- [INPUT DATA]
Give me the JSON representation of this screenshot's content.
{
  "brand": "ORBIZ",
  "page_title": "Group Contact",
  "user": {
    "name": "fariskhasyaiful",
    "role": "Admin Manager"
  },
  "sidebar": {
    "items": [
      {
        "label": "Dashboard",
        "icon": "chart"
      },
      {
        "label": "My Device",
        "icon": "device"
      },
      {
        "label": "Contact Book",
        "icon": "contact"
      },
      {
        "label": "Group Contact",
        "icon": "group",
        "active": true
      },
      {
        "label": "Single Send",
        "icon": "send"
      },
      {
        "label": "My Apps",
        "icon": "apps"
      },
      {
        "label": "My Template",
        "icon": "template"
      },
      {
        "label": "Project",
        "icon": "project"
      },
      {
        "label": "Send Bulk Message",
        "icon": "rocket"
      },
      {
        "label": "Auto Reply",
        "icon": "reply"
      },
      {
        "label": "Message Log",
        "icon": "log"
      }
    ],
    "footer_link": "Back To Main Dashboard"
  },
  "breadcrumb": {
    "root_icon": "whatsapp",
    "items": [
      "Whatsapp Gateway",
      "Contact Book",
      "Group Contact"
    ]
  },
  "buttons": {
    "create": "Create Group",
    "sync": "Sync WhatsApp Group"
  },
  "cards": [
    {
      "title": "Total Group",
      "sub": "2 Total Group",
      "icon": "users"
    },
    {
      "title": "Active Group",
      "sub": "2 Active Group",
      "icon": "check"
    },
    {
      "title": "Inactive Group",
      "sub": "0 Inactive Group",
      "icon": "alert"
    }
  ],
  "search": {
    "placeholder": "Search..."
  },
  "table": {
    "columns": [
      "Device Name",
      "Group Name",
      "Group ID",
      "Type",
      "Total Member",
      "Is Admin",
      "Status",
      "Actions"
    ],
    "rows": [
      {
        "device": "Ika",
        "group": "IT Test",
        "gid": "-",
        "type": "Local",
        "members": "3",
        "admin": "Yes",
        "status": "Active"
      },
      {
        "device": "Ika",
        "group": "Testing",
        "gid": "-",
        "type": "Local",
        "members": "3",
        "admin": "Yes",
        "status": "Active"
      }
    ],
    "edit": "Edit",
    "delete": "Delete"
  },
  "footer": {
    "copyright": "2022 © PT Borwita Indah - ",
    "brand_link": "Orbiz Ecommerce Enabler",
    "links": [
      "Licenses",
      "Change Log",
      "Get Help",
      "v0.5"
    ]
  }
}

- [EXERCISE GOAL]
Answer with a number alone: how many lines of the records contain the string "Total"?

- [SOLVED PROBLEM]
3